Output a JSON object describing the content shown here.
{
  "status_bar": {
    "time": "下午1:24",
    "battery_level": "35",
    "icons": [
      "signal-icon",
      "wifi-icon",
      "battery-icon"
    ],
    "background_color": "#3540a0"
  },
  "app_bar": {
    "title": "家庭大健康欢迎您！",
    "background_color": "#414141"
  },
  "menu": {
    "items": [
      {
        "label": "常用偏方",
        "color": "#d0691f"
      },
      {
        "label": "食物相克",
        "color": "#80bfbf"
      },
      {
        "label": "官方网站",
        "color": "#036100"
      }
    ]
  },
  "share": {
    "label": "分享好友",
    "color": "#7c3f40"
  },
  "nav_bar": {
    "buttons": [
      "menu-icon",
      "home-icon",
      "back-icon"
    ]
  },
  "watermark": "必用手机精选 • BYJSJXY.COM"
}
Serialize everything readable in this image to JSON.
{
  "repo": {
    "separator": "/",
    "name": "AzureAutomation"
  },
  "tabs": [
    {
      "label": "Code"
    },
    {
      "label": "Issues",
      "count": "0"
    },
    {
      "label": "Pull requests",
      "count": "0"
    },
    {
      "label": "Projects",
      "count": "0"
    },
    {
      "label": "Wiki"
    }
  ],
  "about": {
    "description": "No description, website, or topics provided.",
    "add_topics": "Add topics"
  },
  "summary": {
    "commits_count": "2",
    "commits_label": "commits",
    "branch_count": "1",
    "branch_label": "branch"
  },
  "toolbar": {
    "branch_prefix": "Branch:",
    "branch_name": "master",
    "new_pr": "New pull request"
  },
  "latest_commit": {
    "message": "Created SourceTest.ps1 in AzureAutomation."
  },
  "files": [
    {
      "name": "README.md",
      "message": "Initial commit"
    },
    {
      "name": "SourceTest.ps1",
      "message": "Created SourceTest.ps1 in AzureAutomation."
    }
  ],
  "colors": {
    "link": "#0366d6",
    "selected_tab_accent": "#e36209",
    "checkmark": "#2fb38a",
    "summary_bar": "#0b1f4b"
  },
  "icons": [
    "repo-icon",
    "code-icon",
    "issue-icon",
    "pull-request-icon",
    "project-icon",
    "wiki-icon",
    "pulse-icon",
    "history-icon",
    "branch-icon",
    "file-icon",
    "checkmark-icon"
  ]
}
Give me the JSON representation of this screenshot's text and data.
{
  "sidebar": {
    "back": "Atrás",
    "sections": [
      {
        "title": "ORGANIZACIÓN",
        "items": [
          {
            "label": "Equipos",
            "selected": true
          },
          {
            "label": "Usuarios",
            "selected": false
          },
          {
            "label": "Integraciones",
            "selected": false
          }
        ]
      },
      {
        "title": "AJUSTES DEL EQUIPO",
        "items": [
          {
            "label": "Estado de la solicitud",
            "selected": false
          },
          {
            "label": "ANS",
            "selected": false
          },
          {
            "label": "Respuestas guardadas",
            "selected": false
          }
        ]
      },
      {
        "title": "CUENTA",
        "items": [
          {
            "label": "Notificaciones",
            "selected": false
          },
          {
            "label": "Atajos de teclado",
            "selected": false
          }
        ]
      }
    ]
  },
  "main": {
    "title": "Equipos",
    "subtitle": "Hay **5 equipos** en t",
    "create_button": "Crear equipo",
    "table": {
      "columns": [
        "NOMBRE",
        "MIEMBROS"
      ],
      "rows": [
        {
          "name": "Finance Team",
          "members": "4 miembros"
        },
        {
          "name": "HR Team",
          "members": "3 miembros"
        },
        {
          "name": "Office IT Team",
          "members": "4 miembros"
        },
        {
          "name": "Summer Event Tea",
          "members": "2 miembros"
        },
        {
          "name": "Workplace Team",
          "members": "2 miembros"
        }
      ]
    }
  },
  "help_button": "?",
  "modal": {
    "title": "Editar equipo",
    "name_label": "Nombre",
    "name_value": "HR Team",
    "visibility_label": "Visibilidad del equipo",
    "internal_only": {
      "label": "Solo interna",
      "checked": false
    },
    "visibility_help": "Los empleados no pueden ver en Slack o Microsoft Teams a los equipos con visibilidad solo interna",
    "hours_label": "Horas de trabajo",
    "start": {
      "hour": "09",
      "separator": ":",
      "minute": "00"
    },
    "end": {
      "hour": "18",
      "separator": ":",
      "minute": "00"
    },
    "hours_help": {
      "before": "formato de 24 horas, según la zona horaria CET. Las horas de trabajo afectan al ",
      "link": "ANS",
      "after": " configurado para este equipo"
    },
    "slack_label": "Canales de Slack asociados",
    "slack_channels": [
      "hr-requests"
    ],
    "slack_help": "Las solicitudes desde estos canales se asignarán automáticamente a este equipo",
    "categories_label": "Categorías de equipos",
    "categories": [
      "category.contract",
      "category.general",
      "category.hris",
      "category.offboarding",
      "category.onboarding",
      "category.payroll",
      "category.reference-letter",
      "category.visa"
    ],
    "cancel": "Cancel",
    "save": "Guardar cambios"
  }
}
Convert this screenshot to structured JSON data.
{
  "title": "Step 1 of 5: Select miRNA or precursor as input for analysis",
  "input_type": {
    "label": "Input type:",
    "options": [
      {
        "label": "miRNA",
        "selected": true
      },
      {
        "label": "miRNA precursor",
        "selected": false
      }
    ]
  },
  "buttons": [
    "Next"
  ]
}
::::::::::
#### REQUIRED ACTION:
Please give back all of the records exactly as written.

#### ANSWER BOX:
Output a JSON object describing the content shown here.
{
  "status_bar": {
    "time": "下午1:24",
    "battery_level": "35",
    "icons": [
      "signal-icon",
      "wifi-icon",
      "battery-icon"
    ],
    "background_color": "#3540a0"
  },
  "app_bar": {
    "title": "家庭大健康欢迎您！",
    "background_color": "#414141"
  },
  "menu": {
    "items": [
      {
        "label": "常用偏方",
        "color": "#d0691f"
      },
      {
        "label": "食物相克",
        "color": "#80bfbf"
      },
      {
        "label": "官方网站",
        "color": "#036100"
      }
    ]
  },
  "share": {
    "label": "分享好友",
    "color": "#7c3f40"
  },
  "nav_bar": {
    "buttons": [
      "menu-icon",
      "home-icon",
      "back-icon"
    ]
  },
  "watermark": "必用手机精选 • BYJSJXY.COM"
}
Serialize everything readable in this image to JSON.
{
  "repo": {
    "separator": "/",
    "name": "AzureAutomation"
  },
  "tabs": [
    {
      "label": "Code"
    },
    {
      "label": "Issues",
      "count": "0"
    },
    {
      "label": "Pull requests",
      "count": "0"
    },
    {
      "label": "Projects",
      "count": "0"
    },
    {
      "label": "Wiki"
    }
  ],
  "about": {
    "description": "No description, website, or topics provided.",
    "add_topics": "Add topics"
  },
  "summary": {
    "commits_count": "2",
    "commits_label": "commits",
    "branch_count": "1",
    "branch_label": "branch"
  },
  "toolbar": {
    "branch_prefix": "Branch:",
    "branch_name": "master",
    "new_pr": "New pull request"
  },
  "latest_commit": {
    "message": "Created SourceTest.ps1 in AzureAutomation."
  },
  "files": [
    {
      "name": "README.md",
      "message": "Initial commit"
    },
    {
      "name": "SourceTest.ps1",
      "message": "Created SourceTest.ps1 in AzureAutomation."
    }
  ],
  "colors": {
    "link": "#0366d6",
    "selected_tab_accent": "#e36209",
    "checkmark": "#2fb38a",
    "summary_bar": "#0b1f4b"
  },
  "icons": [
    "repo-icon",
    "code-icon",
    "issue-icon",
    "pull-request-icon",
    "project-icon",
    "wiki-icon",
    "pulse-icon",
    "history-icon",
    "branch-icon",
    "file-icon",
    "checkmark-icon"
  ]
}
Give me the JSON representation of this screenshot's text and data.
{
  "sidebar": {
    "back": "Atrás",
    "sections": [
      {
        "title": "ORGANIZACIÓN",
        "items": [
          {
            "label": "Equipos",
            "selected": true
          },
          {
            "label": "Usuarios",
            "selected": false
          },
          {
            "label": "Integraciones",
            "selected": false
          }
        ]
      },
      {
        "title": "AJUSTES DEL EQUIPO",
        "items": [
          {
            "label": "Estado de la solicitud",
            "selected": false
          },
          {
            "label": "ANS",
            "selected": false
          },
          {
            "label": "Respuestas guardadas",
            "selected": false
          }
        ]
      },
      {
        "title": "CUENTA",
        "items": [
          {
            "label": "Notificaciones",
            "selected": false
          },
          {
            "label": "Atajos de teclado",
            "selected": false
          }
        ]
      }
    ]
  },
  "main": {
    "title": "Equipos",
    "subtitle": "Hay **5 equipos** en t",
    "create_button": "Crear equipo",
    "table": {
      "columns": [
        "NOMBRE",
        "MIEMBROS"
      ],
      "rows": [
        {
          "name": "Finance Team",
          "members": "4 miembros"
        },
        {
          "name": "HR Team",
          "members": "3 miembros"
        },
        {
          "name": "Office IT Team",
          "members": "4 miembros"
        },
        {
          "name": "Summer Event Tea",
          "members": "2 miembros"
        },
        {
          "name": "Workplace Team",
          "members": "2 miembros"
        }
      ]
    }
  },
  "help_button": "?",
  "modal": {
    "title": "Editar equipo",
    "name_label": "Nombre",
    "name_value": "HR Team",
    "visibility_label": "Visibilidad del equipo",
    "internal_only": {
      "label": "Solo interna",
      "checked": false
    },
    "visibility_help": "Los empleados no pueden ver en Slack o Microsoft Teams a los equipos con visibilidad solo interna",
    "hours_label": "Horas de trabajo",
    "start": {
      "hour": "09",
      "separator": ":",
      "minute": "00"
    },
    "end": {
      "hour": "18",
      "separator": ":",
      "minute": "00"
    },
    "hours_help": {
      "before": "formato de 24 horas, según la zona horaria CET. Las horas de trabajo afectan al ",
      "link": "ANS",
      "after": " configurado para este equipo"
    },
    "slack_label": "Canales de Slack asociados",
    "slack_channels": [
      "hr-requests"
    ],
    "slack_help": "Las solicitudes desde estos canales se asignarán automáticamente a este equipo",
    "categories_label": "Categorías de equipos",
    "categories": [
      "category.contract",
      "category.general",
      "category.hris",
      "category.offboarding",
      "category.onboarding",
      "category.payroll",
      "category.reference-letter",
      "category.visa"
    ],
    "cancel": "Cancel",
    "save": "Guardar cambios"
  }
}
Convert this screenshot to structured JSON data.
{
  "title": "Step 1 of 5: Select miRNA or precursor as input for analysis",
  "input_type": {
    "label": "Input type:",
    "options": [
      {
        "label": "miRNA",
        "selected": true
      },
      {
        "label": "miRNA precursor",
        "selected": false
      }
    ]
  },
  "buttons": [
    "Next"
  ]
}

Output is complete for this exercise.